This paper reviews the literature about the Smart City paradigm in terms of culture, metabolism and governance and proposes a theoretical framework around it. This framework adopts a citizen-centered and outcome-oriented approach rather than a technology-based, corporate-driven solution. This approach applies smart infrastructure to each of the three fundamental values of a city in order to show how smart culture, smart metabolism, and smart governance can be created.
The Cities Coalition for Digital Rights marks the first international agreement between cities to develop policies to protect their citizens’ internet privacy. The coalition was introduced at the Smart Cities Expo World Congress in Barcelona, and was signed by Barcelona, New York and Amsterdam. The joint initiative will promote and track progress in protecting residents’ and visitors’ digital rights.
Motivated by the worldwide implementation of smart city projects (SCPs) combined with the need for an assessment tool for these projects, a group of researchers from the Technical University of Madrid (Victoria Fernandez-Anez, Guillermo Velazquez, Fiamma Perez-Prada and Andrés Monzón) propose Smart City Projects Assessment Matrix (SC[PAM]). It is about a holistic approach on not only assessing smart city initiatives through SCPs, but also establishing relationships between the effects of smart city strategies and the current urban challenges.

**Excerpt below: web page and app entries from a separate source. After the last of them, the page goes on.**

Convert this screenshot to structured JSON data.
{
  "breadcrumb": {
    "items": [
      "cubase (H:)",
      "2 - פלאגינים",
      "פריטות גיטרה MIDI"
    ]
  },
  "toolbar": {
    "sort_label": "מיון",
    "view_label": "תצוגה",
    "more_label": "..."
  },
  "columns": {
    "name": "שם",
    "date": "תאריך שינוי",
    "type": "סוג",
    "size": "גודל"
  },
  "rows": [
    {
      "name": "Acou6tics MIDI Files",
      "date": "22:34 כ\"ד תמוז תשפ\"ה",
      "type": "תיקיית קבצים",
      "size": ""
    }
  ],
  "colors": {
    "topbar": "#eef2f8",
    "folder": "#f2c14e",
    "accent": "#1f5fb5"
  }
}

As the robot industry develops and debates on the ‘rise of the robots’ increase at a global level, Centre for Cities explores how automation and artificial intelligence could transform UK cities. Their research shows that some cities will be more vulnerable than others and that, without concerted action, socio-economic divides across the country are likely to widen. Stressing the need to understand the deeper meaning of these changes, the authors explore how the skill system adapts to respond to these changes.
This white paper is a modular tool for public, private, and government sectors designing processes of public participation in smart city planning. Rather than governments and corporations embracing smart technologies in search of problems, a civic smart city works with citizens to define problems, and reflect on potential solutions, before implementing new technologies. It is a collaborative work between the Engagement Lab at Emerson College, the City as Platform Lab at the University of Waterloo, and the Center for Smart Cities and Regions at Arizona State University.
The article “The future of waste management in smart and sustainable cities: A review and concept paper” was recently published in the journal of Waste Management. It builds on an integrative review of the literature, including IoT-enabled waste management practices. This study offers insights into the potential of smart cities and connected communities in facilitating waste management efforts.